Charlie Brown said, “Potential is man’s greatest burden.” Charles Shultz’ insight also is applicable to kitchen and bath showroom owners whose fundamental roles include putting their team members in the best position to succeed. Top performers are not necessarily those with the most experience or highest credentials. The rainmakers in organizations are those team members with the ability to learn and grow faster than their peers, writes Robert Glazer in his new book, Elevate Your Team: Empower Your Team To Reach Their Full Potential and Build a Business That Builds Leaders.
Glazer claims there are four areas where top performers excel. The first is a team member’s recognition of who they are, what they want and their core values. The second trait is the ability to think, learn, plan, and execute. Physical wellbeing is third and that includes health and physical performance. The last trait is an emotional mindset or how well someone reacts to change, the quality of their relationships and their emotional compass.
It's easy for a business owner to tell their teams to work smarter not harder.

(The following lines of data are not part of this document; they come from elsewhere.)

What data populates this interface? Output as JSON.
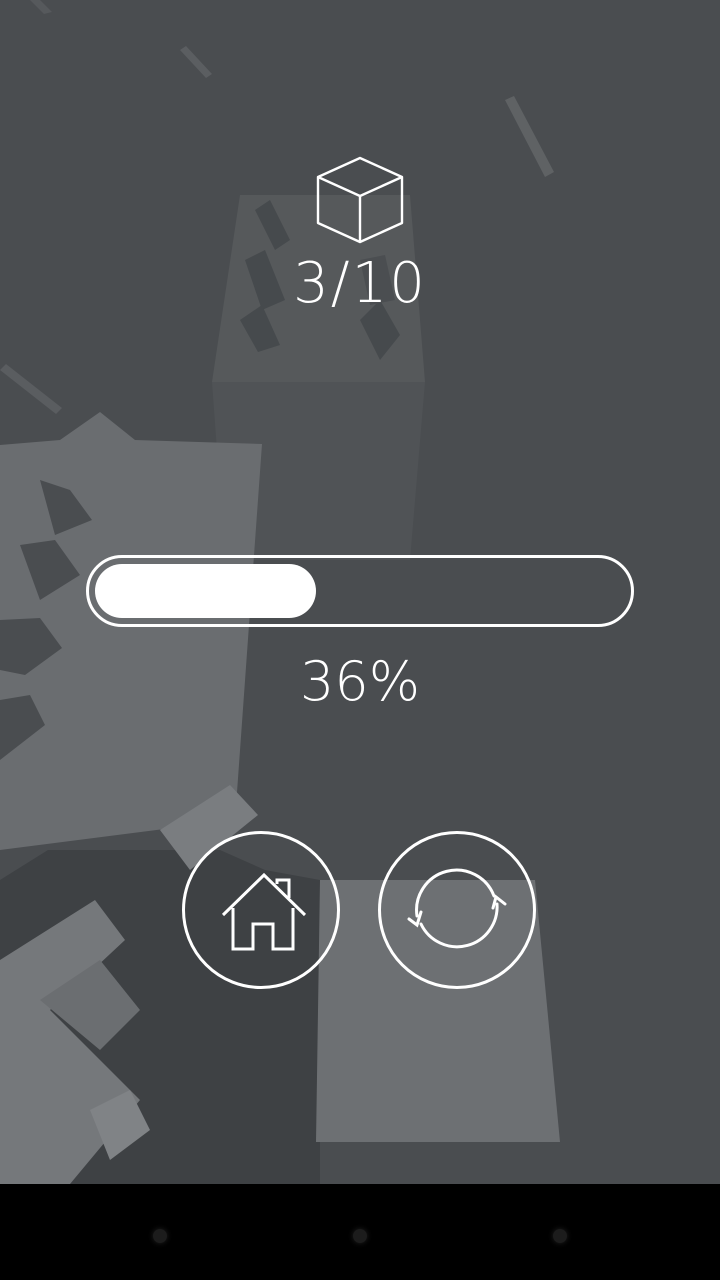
{
  "level": {
    "text": "3/10",
    "icon": "cube-icon"
  },
  "progress": {
    "value_percent": 36,
    "text": "36%"
  },
  "buttons": {
    "home": {
      "icon": "home-icon"
    },
    "restart": {
      "icon": "restart-icon"
    }
  },
  "navbar": {
    "buttons": [
      "back",
      "home",
      "recents"
    ]
  },
  "colors": {
    "background": "#4a4d50",
    "ui": "#ffffff",
    "navbar": "#000000"
  }
}
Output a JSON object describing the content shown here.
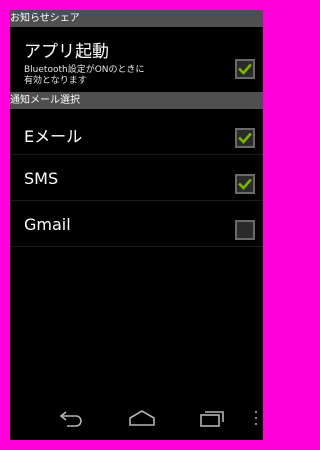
{
  "sections": {
    "notify": {
      "title": "お知らせシェア"
    },
    "mail": {
      "title": "通知メール選択"
    }
  },
  "app_launch": {
    "label": "アプリ起動",
    "sub1": "Bluetooth設定がONのときに",
    "sub2": "有効となります",
    "checked": true
  },
  "mail_items": [
    {
      "label": "Eメール",
      "checked": true
    },
    {
      "label": "SMS",
      "checked": true
    },
    {
      "label": "Gmail",
      "checked": false
    }
  ],
  "colors": {
    "frame": "#ff00d8",
    "check": "#7ab800",
    "header": "#4f4f4f"
  },
  "nav": {
    "back_icon": "back-icon",
    "home_icon": "home-icon",
    "recent_icon": "recent-apps-icon",
    "menu_icon": "overflow-menu-icon"
  }
}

It’s much more difficult to teach them how to achieve that goal. One is to lead by example. If you are in the showroom seven days a week, 10 to 12 hours a day, what message does that send to your team? A valuable lesson learned from COVID, is that it is in everyone’s best interest to provide team members with flexibility of where and when they work within reason. Owners found that their team would meet their goals and deadlines even if they did not physically appear in the showroom 40 hours a week. Team members should be recognized and rewarded for performance not the number of hours clocked.
Learn how to provide feedback to team members. Personal or character attacks typically result in defensive postures and virtually eliminate the possibility of a learning experience. If you do not believe that your showroom manager or the person you are grooming to take over the business is strategic enough, recognize that is something that they are not likely to change. A more effective approach, asserts Glazer, is to provide specific examples of efforts that could have incorporated more strategic thinking or could have been more strategic.
Glazer recommends using a feedback format that involves explaining the specific situation, the problem or behavior that needs to be addressed or improved in the future, and the reasons why that behavior resulted in a less than satisfactory outcome.
Evaluate potential new team members not only on their existing experience but their growth capacity. When reviewing a resume, look at the career path. Has the individual been promoted quickly or multiple times? Have they had different roles, worked on a variety of different projects and did they demonstrate a willingness to help their company meet its needs at different times?
Asking potential new team members to identify the books that they have recently read, what courses or professional development programs have had the biggest impact or what they have done to build their skill set, will provide valuable insights into someone’s ability or willingness to learn new things and grow personally and professionally.
Don’t view multiple job changes in a short period of time necessarily as a negative. Determine if the reason for changing jobs was the result of being recruited by businesses that wanted them instead of change based on the belief that the next pasture will automatically be greener.